▶ What to produce
The records that follow are to be given again exactly. Do not carry over any image.

▶ Data supplied
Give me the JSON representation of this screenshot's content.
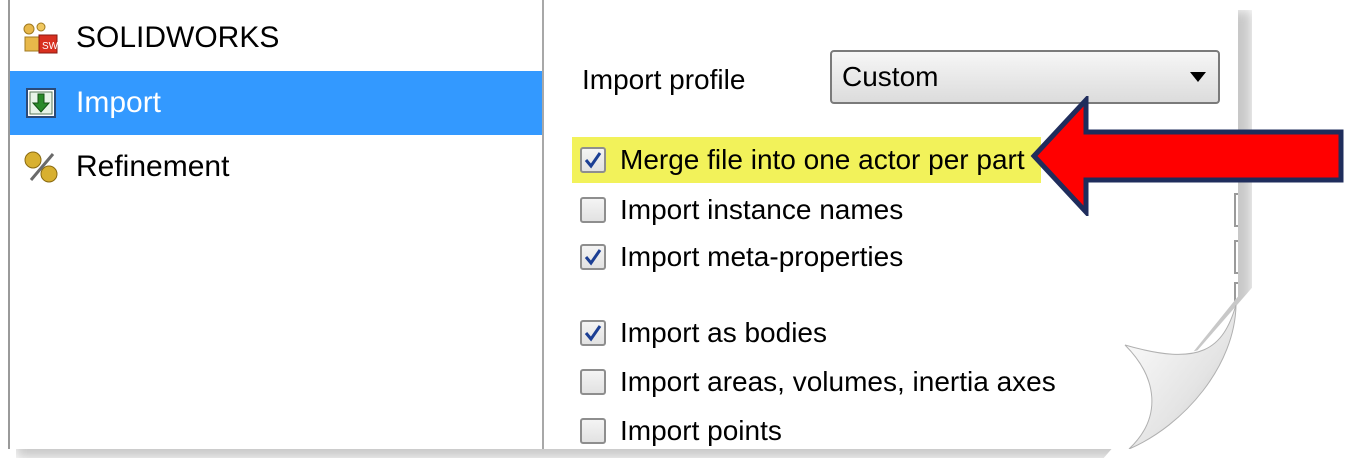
{
  "nav": {
    "items": [
      {
        "label": "SOLIDWORKS",
        "icon": "solidworks-icon",
        "selected": false
      },
      {
        "label": "Import",
        "icon": "import-icon",
        "selected": true
      },
      {
        "label": "Refinement",
        "icon": "refinement-icon",
        "selected": false
      }
    ]
  },
  "panel": {
    "import_profile_label": "Import profile",
    "import_profile_value": "Custom",
    "options": [
      {
        "label": "Merge file into one actor per part",
        "checked": true,
        "highlighted": true
      },
      {
        "label": "Import instance names",
        "checked": false,
        "highlighted": false
      },
      {
        "label": "Import meta-properties",
        "checked": true,
        "highlighted": false
      },
      {
        "label": "Import as bodies",
        "checked": true,
        "highlighted": false
      },
      {
        "label": "Import areas, volumes, inertia axes",
        "checked": false,
        "highlighted": false
      },
      {
        "label": "Import points",
        "checked": false,
        "highlighted": false
      }
    ]
  },
  "colors": {
    "selection": "#3399ff",
    "highlight": "#f2f25a",
    "callout_arrow": "#ff0000",
    "callout_outline": "#1f2d5c",
    "check": "#1c3f94"
  }
}
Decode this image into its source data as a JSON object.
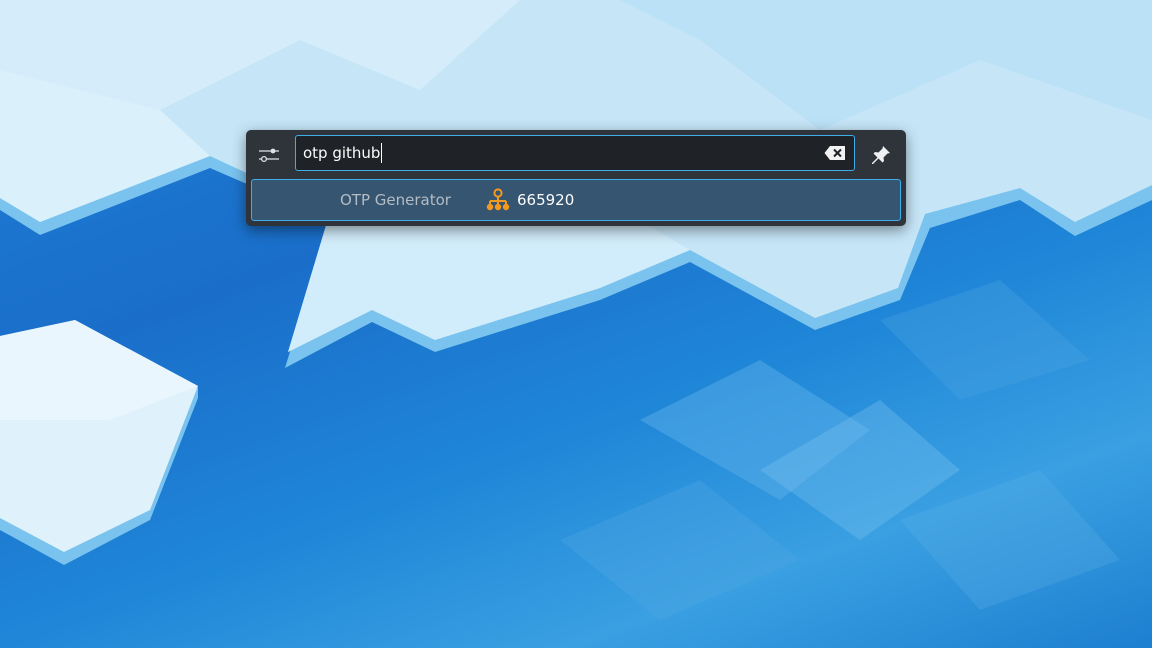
{
  "search": {
    "query": "otp github"
  },
  "results": [
    {
      "category": "OTP Generator",
      "icon": "otp-key-icon",
      "text": "665920"
    }
  ],
  "colors": {
    "panel_bg": "#2f343b",
    "field_bg": "#1f2328",
    "accent": "#3daee9",
    "selected_row": "#365571",
    "icon_orange": "#f29a1e"
  },
  "icons": {
    "config": "sliders-icon",
    "clear": "clear-text-icon",
    "pin": "pin-icon"
  }
}
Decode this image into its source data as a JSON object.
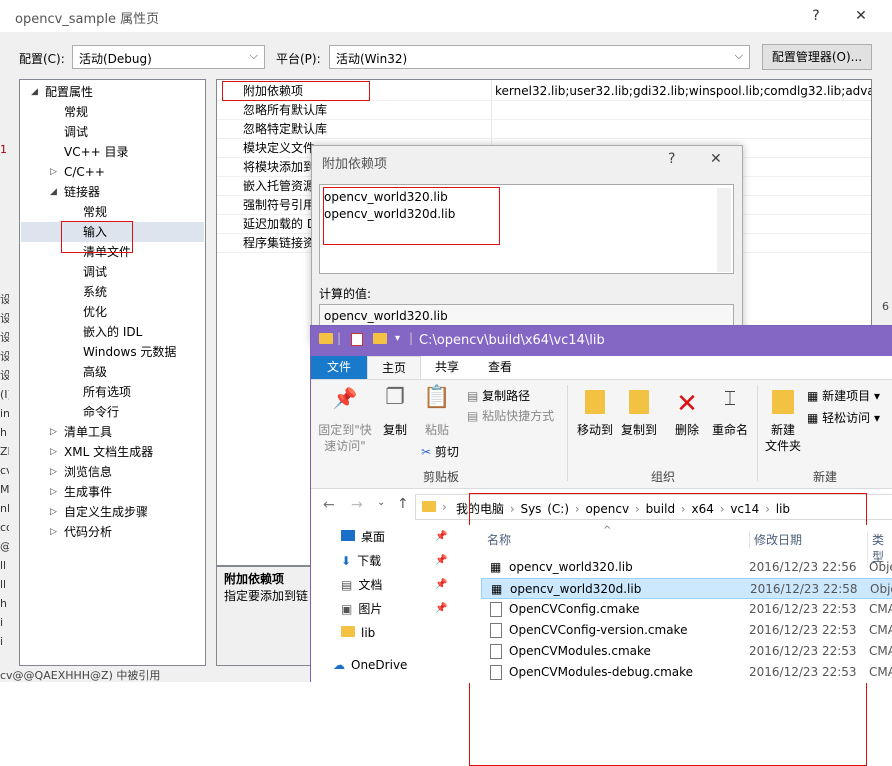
{
  "window": {
    "title": "opencv_sample 属性页",
    "help": "?",
    "close": "✕"
  },
  "config": {
    "label": "配置(C):",
    "value": "活动(Debug)",
    "platform_label": "平台(P):",
    "platform_value": "活动(Win32)",
    "manager_button": "配置管理器(O)..."
  },
  "tree": [
    {
      "label": "配置属性",
      "toggle": "◢",
      "indent": 0
    },
    {
      "label": "常规",
      "indent": 1
    },
    {
      "label": "调试",
      "indent": 1
    },
    {
      "label": "VC++ 目录",
      "indent": 1
    },
    {
      "label": "C/C++",
      "toggle": "▷",
      "indent": 1
    },
    {
      "label": "链接器",
      "toggle": "◢",
      "indent": 1
    },
    {
      "label": "常规",
      "indent": 2
    },
    {
      "label": "输入",
      "indent": 2,
      "selected": true
    },
    {
      "label": "清单文件",
      "indent": 2
    },
    {
      "label": "调试",
      "indent": 2
    },
    {
      "label": "系统",
      "indent": 2
    },
    {
      "label": "优化",
      "indent": 2
    },
    {
      "label": "嵌入的 IDL",
      "indent": 2
    },
    {
      "label": "Windows 元数据",
      "indent": 2
    },
    {
      "label": "高级",
      "indent": 2
    },
    {
      "label": "所有选项",
      "indent": 2
    },
    {
      "label": "命令行",
      "indent": 2
    },
    {
      "label": "清单工具",
      "toggle": "▷",
      "indent": 1
    },
    {
      "label": "XML 文档生成器",
      "toggle": "▷",
      "indent": 1
    },
    {
      "label": "浏览信息",
      "toggle": "▷",
      "indent": 1
    },
    {
      "label": "生成事件",
      "toggle": "▷",
      "indent": 1
    },
    {
      "label": "自定义生成步骤",
      "toggle": "▷",
      "indent": 1
    },
    {
      "label": "代码分析",
      "toggle": "▷",
      "indent": 1
    }
  ],
  "props": [
    {
      "key": "附加依赖项",
      "value": "kernel32.lib;user32.lib;gdi32.lib;winspool.lib;comdlg32.lib;advapi3"
    },
    {
      "key": "忽略所有默认库",
      "value": ""
    },
    {
      "key": "忽略特定默认库",
      "value": ""
    },
    {
      "key": "模块定义文件",
      "value": ""
    },
    {
      "key": "将模块添加到",
      "value": ""
    },
    {
      "key": "嵌入托管资源",
      "value": ""
    },
    {
      "key": "强制符号引用",
      "value": ""
    },
    {
      "key": "延迟加载的 D",
      "value": ""
    },
    {
      "key": "程序集链接资",
      "value": ""
    }
  ],
  "description": {
    "title": "附加依赖项",
    "text": "指定要添加到链"
  },
  "dialog": {
    "title": "附加依赖项",
    "help": "?",
    "close": "✕",
    "entries": [
      "opencv_world320.lib",
      "opencv_world320d.lib"
    ],
    "computed_label": "计算的值:",
    "computed_value": "opencv_world320.lib"
  },
  "explorer": {
    "path": "C:\\opencv\\build\\x64\\vc14\\lib",
    "tabs": [
      "文件",
      "主页",
      "共享",
      "查看"
    ],
    "ribbon": {
      "pin": "固定到\"快\n速访问\"",
      "copy": "复制",
      "paste": "粘贴",
      "copy_path": "复制路径",
      "paste_shortcut": "粘贴快捷方式",
      "cut": "剪切",
      "clipboard": "剪贴板",
      "move_to": "移动到",
      "copy_to": "复制到",
      "delete": "删除",
      "rename": "重命名",
      "organize": "组织",
      "new_folder": "新建\n文件夹",
      "new_item": "新建项目",
      "easy_access": "轻松访问",
      "new": "新建"
    },
    "breadcrumb": [
      "我的电脑",
      "Sys (C:)",
      "opencv",
      "build",
      "x64",
      "vc14",
      "lib"
    ],
    "nav": [
      {
        "label": "桌面",
        "icon": "desktop-icon"
      },
      {
        "label": "下载",
        "icon": "download-icon"
      },
      {
        "label": "文档",
        "icon": "document-icon"
      },
      {
        "label": "图片",
        "icon": "picture-icon"
      },
      {
        "label": "lib",
        "icon": "folder-icon"
      },
      {
        "label": "OneDrive",
        "icon": "cloud-icon"
      }
    ],
    "columns": {
      "name": "名称",
      "date": "修改日期",
      "type": "类型"
    },
    "files": [
      {
        "name": "opencv_world320.lib",
        "date": "2016/12/23 22:56",
        "type": "Obje",
        "icon": "lib-icon"
      },
      {
        "name": "opencv_world320d.lib",
        "date": "2016/12/23 22:58",
        "type": "Obje",
        "icon": "lib-icon",
        "selected": true
      },
      {
        "name": "OpenCVConfig.cmake",
        "date": "2016/12/23 22:53",
        "type": "CMA",
        "icon": "file-icon"
      },
      {
        "name": "OpenCVConfig-version.cmake",
        "date": "2016/12/23 22:53",
        "type": "CMA",
        "icon": "file-icon"
      },
      {
        "name": "OpenCVModules.cmake",
        "date": "2016/12/23 22:53",
        "type": "CMA",
        "icon": "file-icon"
      },
      {
        "name": "OpenCVModules-debug.cmake",
        "date": "2016/12/23 22:53",
        "type": "CMA",
        "icon": "file-icon"
      }
    ]
  },
  "background": {
    "left_fragments": [
      "1",
      "设",
      "设",
      "设",
      "设",
      "设",
      "(I)",
      "in",
      "h",
      "ZI",
      "cv",
      "Me",
      "nl",
      "co",
      "@",
      "ll",
      "ll",
      "h",
      "i",
      "i"
    ],
    "bottom_fragment": "cv@@QAEXHHH@Z) 中被引用",
    "right_fragment": "6"
  },
  "colors": {
    "accent": "#0078d7",
    "explorer_bar": "#8466c5",
    "highlight_red": "#e01010",
    "selection": "#cce8ff"
  }
}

▶ Result of this task
Give me the JSON representation of this screenshot's content.
{
  "nav": {
    "items": [
      {
        "label": "SOLIDWORKS",
        "icon": "solidworks-icon",
        "selected": false
      },
      {
        "label": "Import",
        "icon": "import-icon",
        "selected": true
      },
      {
        "label": "Refinement",
        "icon": "refinement-icon",
        "selected": false
      }
    ]
  },
  "panel": {
    "import_profile_label": "Import profile",
    "import_profile_value": "Custom",
    "options": [
      {
        "label": "Merge file into one actor per part",
        "checked": true,
        "highlighted": true
      },
      {
        "label": "Import instance names",
        "checked": false,
        "highlighted": false
      },
      {
        "label": "Import meta-properties",
        "checked": true,
        "highlighted": false
      },
      {
        "label": "Import as bodies",
        "checked": true,
        "highlighted": false
      },
      {
        "label": "Import areas, volumes, inertia axes",
        "checked": false,
        "highlighted": false
      },
      {
        "label": "Import points",
        "checked": false,
        "highlighted": false
      }
    ]
  },
  "colors": {
    "selection": "#3399ff",
    "highlight": "#f2f25a",
    "callout_arrow": "#ff0000",
    "callout_outline": "#1f2d5c",
    "check": "#1c3f94"
  }
}
Decode this image into its source data as a JSON object.
{
  "search": {
    "query": "otp github"
  },
  "results": [
    {
      "category": "OTP Generator",
      "icon": "otp-key-icon",
      "text": "665920"
    }
  ],
  "colors": {
    "panel_bg": "#2f343b",
    "field_bg": "#1f2328",
    "accent": "#3daee9",
    "selected_row": "#365571",
    "icon_orange": "#f29a1e"
  },
  "icons": {
    "config": "sliders-icon",
    "clear": "clear-text-icon",
    "pin": "pin-icon"
  }
}
Decode this image into its source data as a JSON object.
{
  "window": {
    "title": "opencv_sample 属性页",
    "help": "?",
    "close": "✕"
  },
  "config": {
    "label": "配置(C):",
    "value": "活动(Debug)",
    "platform_label": "平台(P):",
    "platform_value": "活动(Win32)",
    "manager_button": "配置管理器(O)..."
  },
  "tree": [
    {
      "label": "配置属性",
      "toggle": "◢",
      "indent": 0
    },
    {
      "label": "常规",
      "indent": 1
    },
    {
      "label": "调试",
      "indent": 1
    },
    {
      "label": "VC++ 目录",
      "indent": 1
    },
    {
      "label": "C/C++",
      "toggle": "▷",
      "indent": 1
    },
    {
      "label": "链接器",
      "toggle": "◢",
      "indent": 1
    },
    {
      "label": "常规",
      "indent": 2
    },
    {
      "label": "输入",
      "indent": 2,
      "selected": true
    },
    {
      "label": "清单文件",
      "indent": 2
    },
    {
      "label": "调试",
      "indent": 2
    },
    {
      "label": "系统",
      "indent": 2
    },
    {
      "label": "优化",
      "indent": 2
    },
    {
      "label": "嵌入的 IDL",
      "indent": 2
    },
    {
      "label": "Windows 元数据",
      "indent": 2
    },
    {
      "label": "高级",
      "indent": 2
    },
    {
      "label": "所有选项",
      "indent": 2
    },
    {
      "label": "命令行",
      "indent": 2
    },
    {
      "label": "清单工具",
      "toggle": "▷",
      "indent": 1
    },
    {
      "label": "XML 文档生成器",
      "toggle": "▷",
      "indent": 1
    },
    {
      "label": "浏览信息",
      "toggle": "▷",
      "indent": 1
    },
    {
      "label": "生成事件",
      "toggle": "▷",
      "indent": 1
    },
    {
      "label": "自定义生成步骤",
      "toggle": "▷",
      "indent": 1
    },
    {
      "label": "代码分析",
      "toggle": "▷",
      "indent": 1
    }
  ],
  "props": [
    {
      "key": "附加依赖项",
      "value": "kernel32.lib;user32.lib;gdi32.lib;winspool.lib;comdlg32.lib;advapi3"
    },
    {
      "key": "忽略所有默认库",
      "value": ""
    },
    {
      "key": "忽略特定默认库",
      "value": ""
    },
    {
      "key": "模块定义文件",
      "value": ""
    },
    {
      "key": "将模块添加到",
      "value": ""
    },
    {
      "key": "嵌入托管资源",
      "value": ""
    },
    {
      "key": "强制符号引用",
      "value": ""
    },
    {
      "key": "延迟加载的 D",
      "value": ""
    },
    {
      "key": "程序集链接资",
      "value": ""
    }
  ],
  "description": {
    "title": "附加依赖项",
    "text": "指定要添加到链"
  },
  "dialog": {
    "title": "附加依赖项",
    "help": "?",
    "close": "✕",
    "entries": [
      "opencv_world320.lib",
      "opencv_world320d.lib"
    ],
    "computed_label": "计算的值:",
    "computed_value": "opencv_world320.lib"
  },
  "explorer": {
    "path": "C:\\opencv\\build\\x64\\vc14\\lib",
    "tabs": [
      "文件",
      "主页",
      "共享",
      "查看"
    ],
    "ribbon": {
      "pin": "固定到\"快\n速访问\"",
      "copy": "复制",
      "paste": "粘贴",
      "copy_path": "复制路径",
      "paste_shortcut": "粘贴快捷方式",
      "cut": "剪切",
      "clipboard": "剪贴板",
      "move_to": "移动到",
      "copy_to": "复制到",
      "delete": "删除",
      "rename": "重命名",
      "organize": "组织",
      "new_folder": "新建\n文件夹",
      "new_item": "新建项目",
      "easy_access": "轻松访问",
      "new": "新建"
    },
    "breadcrumb": [
      "我的电脑",
      "Sys (C:)",
      "opencv",
      "build",
      "x64",
      "vc14",
      "lib"
    ],
    "nav": [
      {
        "label": "桌面",
        "icon": "desktop-icon"
      },
      {
        "label": "下载",
        "icon": "download-icon"
      },
      {
        "label": "文档",
        "icon": "document-icon"
      },
      {
        "label": "图片",
        "icon": "picture-icon"
      },
      {
        "label": "lib",
        "icon": "folder-icon"
      },
      {
        "label": "OneDrive",
        "icon": "cloud-icon"
      }
    ],
    "columns": {
      "name": "名称",
      "date": "修改日期",
      "type": "类型"
    },
    "files": [
      {
        "name": "opencv_world320.lib",
        "date": "2016/12/23 22:56",
        "type": "Obje",
        "icon": "lib-icon"
      },
      {
        "name": "opencv_world320d.lib",
        "date": "2016/12/23 22:58",
        "type": "Obje",
        "icon": "lib-icon",
        "selected": true
      },
      {
        "name": "OpenCVConfig.cmake",
        "date": "2016/12/23 22:53",
        "type": "CMA",
        "icon": "file-icon"
      },
      {
        "name": "OpenCVConfig-version.cmake",
        "date": "2016/12/23 22:53",
        "type": "CMA",
        "icon": "file-icon"
      },
      {
        "name": "OpenCVModules.cmake",
        "date": "2016/12/23 22:53",
        "type": "CMA",
        "icon": "file-icon"
      },
      {
        "name": "OpenCVModules-debug.cmake",
        "date": "2016/12/23 22:53",
        "type": "CMA",
        "icon": "file-icon"
      }
    ]
  },
  "background": {
    "left_fragments": [
      "1",
      "设",
      "设",
      "设",
      "设",
      "设",
      "(I)",
      "in",
      "h",
      "ZI",
      "cv",
      "Me",
      "nl",
      "co",
      "@",
      "ll",
      "ll",
      "h",
      "i",
      "i"
    ],
    "bottom_fragment": "cv@@QAEXHHH@Z) 中被引用",
    "right_fragment": "6"
  },
  "colors": {
    "accent": "#0078d7",
    "explorer_bar": "#8466c5",
    "highlight_red": "#e01010",
    "selection": "#cce8ff"
  }
}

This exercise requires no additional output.